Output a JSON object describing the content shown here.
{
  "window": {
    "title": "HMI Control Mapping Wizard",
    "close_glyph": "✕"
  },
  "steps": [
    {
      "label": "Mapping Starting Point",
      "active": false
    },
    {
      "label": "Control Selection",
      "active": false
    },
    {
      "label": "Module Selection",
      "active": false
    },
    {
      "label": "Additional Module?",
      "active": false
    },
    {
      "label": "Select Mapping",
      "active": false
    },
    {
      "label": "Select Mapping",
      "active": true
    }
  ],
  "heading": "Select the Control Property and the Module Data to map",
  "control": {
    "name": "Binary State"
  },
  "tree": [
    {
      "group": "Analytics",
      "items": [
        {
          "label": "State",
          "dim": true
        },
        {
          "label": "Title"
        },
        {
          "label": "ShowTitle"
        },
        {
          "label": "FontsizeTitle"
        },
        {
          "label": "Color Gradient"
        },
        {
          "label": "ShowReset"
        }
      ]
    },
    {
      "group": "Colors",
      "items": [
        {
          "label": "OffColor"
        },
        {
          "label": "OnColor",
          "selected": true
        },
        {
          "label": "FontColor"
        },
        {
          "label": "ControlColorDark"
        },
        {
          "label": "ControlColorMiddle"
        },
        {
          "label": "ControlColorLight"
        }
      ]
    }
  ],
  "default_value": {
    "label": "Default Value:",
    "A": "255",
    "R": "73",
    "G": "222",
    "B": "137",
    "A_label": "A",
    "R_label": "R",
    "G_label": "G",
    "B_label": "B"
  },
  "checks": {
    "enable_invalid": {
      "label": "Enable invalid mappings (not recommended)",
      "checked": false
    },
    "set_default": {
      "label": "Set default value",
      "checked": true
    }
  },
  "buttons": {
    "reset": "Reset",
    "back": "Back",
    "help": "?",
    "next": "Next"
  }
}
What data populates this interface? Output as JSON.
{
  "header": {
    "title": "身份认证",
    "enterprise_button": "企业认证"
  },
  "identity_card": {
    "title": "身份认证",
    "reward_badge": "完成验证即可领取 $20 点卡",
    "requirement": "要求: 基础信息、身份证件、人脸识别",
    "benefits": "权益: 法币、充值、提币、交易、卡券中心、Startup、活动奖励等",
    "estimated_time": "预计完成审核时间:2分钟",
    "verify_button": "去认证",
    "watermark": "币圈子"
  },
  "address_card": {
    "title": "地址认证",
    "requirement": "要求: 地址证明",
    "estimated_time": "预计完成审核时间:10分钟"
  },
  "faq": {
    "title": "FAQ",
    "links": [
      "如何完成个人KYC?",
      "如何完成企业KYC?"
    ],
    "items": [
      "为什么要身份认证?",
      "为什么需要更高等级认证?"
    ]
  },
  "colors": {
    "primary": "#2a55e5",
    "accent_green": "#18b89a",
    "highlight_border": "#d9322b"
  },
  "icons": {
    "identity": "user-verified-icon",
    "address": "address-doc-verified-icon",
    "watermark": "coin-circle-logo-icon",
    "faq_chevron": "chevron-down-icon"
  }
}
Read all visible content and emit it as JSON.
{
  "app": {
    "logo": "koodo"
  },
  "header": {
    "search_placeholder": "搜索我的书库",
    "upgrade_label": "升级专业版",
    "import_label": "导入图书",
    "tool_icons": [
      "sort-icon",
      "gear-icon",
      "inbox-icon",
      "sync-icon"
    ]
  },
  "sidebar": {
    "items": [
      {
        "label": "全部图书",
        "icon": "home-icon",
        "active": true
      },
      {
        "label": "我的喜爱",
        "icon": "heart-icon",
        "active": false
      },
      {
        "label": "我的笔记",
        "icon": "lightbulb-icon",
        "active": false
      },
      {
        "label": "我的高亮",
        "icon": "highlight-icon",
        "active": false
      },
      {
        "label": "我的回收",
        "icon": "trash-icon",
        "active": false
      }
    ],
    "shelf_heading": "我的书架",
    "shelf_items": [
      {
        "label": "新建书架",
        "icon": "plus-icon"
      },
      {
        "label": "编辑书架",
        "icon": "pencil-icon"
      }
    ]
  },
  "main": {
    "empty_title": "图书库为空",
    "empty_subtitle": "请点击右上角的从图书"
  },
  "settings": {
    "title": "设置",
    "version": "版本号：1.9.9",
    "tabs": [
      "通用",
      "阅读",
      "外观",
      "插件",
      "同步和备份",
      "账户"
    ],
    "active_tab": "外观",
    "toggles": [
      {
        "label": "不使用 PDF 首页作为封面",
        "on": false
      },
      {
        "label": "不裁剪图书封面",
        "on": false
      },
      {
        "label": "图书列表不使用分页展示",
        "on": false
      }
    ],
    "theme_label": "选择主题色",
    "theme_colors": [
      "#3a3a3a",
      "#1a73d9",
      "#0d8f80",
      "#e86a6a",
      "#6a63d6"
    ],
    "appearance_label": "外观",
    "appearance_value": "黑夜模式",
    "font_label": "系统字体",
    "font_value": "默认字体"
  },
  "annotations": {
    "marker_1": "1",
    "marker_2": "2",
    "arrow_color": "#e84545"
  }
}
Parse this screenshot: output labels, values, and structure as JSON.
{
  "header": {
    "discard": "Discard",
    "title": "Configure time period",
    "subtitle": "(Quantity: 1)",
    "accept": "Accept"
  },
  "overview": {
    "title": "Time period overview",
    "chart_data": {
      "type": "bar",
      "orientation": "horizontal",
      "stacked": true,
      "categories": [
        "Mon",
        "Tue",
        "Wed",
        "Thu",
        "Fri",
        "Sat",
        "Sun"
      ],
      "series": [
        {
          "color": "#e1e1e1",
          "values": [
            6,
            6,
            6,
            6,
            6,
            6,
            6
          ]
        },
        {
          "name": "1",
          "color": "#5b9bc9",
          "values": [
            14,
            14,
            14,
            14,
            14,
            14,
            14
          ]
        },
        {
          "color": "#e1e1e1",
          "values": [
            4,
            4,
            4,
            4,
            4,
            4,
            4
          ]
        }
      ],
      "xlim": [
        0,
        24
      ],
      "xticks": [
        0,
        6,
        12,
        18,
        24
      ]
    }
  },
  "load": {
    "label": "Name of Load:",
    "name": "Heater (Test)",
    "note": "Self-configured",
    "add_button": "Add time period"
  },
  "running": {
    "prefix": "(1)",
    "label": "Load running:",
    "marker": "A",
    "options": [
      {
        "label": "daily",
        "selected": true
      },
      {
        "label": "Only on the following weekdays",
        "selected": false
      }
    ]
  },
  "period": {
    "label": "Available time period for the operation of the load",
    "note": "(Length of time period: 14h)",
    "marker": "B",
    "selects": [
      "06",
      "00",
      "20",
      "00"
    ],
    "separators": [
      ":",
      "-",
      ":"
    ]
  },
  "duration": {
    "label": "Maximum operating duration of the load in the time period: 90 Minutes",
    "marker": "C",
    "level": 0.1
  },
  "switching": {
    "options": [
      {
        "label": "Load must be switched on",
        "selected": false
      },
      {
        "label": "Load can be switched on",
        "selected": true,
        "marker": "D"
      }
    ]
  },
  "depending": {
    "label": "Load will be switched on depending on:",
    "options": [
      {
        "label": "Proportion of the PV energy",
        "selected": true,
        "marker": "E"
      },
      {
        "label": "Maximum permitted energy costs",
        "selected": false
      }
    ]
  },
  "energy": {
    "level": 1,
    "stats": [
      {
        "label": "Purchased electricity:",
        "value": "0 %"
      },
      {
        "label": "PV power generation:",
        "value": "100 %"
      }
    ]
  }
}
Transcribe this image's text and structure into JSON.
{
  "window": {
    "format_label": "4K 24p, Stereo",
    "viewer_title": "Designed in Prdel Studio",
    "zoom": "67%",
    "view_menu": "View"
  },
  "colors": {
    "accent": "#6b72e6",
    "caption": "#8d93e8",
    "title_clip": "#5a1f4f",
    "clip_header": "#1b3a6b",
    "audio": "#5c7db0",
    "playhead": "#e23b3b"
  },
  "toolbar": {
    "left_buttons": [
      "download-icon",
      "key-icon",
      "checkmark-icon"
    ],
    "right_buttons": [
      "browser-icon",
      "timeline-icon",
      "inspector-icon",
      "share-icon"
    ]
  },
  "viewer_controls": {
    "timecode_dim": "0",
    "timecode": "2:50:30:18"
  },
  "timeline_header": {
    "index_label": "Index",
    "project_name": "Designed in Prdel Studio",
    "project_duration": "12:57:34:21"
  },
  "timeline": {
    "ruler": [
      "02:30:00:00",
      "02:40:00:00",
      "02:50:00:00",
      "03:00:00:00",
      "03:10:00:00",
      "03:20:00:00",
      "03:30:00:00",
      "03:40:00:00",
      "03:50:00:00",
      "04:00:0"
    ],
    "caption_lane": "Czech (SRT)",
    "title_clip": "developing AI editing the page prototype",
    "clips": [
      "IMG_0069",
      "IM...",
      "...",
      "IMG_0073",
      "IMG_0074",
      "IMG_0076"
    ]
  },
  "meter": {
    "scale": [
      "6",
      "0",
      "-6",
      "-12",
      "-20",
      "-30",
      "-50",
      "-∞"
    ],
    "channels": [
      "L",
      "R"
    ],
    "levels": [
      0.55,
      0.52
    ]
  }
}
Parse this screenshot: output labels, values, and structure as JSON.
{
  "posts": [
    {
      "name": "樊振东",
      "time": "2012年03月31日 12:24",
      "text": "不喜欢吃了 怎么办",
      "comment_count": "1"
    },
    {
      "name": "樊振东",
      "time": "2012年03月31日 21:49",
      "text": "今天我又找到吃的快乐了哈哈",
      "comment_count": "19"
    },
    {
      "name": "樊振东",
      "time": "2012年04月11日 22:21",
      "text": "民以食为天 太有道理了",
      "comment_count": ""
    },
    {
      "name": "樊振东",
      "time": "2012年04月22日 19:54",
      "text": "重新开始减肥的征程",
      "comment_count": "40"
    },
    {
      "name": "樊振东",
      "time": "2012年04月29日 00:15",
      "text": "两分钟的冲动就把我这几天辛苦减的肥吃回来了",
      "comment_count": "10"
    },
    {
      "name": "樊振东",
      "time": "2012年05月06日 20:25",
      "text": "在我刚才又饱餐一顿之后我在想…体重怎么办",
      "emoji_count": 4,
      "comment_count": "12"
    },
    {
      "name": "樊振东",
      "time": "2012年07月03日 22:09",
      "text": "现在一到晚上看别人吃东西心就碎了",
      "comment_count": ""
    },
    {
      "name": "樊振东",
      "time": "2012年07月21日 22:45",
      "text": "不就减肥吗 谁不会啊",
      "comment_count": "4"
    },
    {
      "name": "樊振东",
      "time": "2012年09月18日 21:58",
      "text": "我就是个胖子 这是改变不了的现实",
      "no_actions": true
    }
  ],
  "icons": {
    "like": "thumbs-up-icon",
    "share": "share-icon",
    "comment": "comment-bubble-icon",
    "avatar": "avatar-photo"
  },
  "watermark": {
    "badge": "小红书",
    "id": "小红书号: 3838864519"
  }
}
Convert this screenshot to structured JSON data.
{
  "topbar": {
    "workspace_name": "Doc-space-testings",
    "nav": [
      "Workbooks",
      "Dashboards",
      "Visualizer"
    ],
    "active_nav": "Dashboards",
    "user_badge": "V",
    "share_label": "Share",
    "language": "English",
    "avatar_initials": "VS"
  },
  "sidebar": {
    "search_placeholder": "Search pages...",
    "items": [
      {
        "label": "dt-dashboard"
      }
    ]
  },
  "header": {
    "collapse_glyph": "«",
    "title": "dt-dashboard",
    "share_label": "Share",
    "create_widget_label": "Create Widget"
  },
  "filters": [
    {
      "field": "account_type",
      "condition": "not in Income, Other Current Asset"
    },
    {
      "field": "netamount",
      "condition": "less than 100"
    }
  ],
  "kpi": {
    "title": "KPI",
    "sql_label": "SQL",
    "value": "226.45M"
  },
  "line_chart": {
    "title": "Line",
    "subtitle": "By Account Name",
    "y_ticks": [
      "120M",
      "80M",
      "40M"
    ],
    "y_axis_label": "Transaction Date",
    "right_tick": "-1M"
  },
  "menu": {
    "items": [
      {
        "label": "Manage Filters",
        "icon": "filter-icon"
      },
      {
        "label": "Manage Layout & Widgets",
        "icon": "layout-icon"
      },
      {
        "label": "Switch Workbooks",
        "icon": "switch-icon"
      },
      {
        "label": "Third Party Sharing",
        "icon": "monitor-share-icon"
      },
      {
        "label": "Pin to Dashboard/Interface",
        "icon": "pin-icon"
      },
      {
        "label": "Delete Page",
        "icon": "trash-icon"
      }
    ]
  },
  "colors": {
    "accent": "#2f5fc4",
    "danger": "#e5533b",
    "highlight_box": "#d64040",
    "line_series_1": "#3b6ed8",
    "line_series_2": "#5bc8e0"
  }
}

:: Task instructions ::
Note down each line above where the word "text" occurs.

:: Solution to this task ::
Transcribe this image's text and structure into JSON.
      "text": "不喜欢吃了 怎么办",
      "text": "今天我又找到吃的快乐了哈哈",
      "text": "民以食为天 太有道理了",
      "text": "重新开始减肥的征程",
      "text": "两分钟的冲动就把我这几天辛苦减的肥吃回来了",
      "text": "在我刚才又饱餐一顿之后我在想…体重怎么办",
      "text": "现在一到晚上看别人吃东西心就碎了",
      "text": "不就减肥吗 谁不会啊",
      "text": "我就是个胖子 这是改变不了的现实",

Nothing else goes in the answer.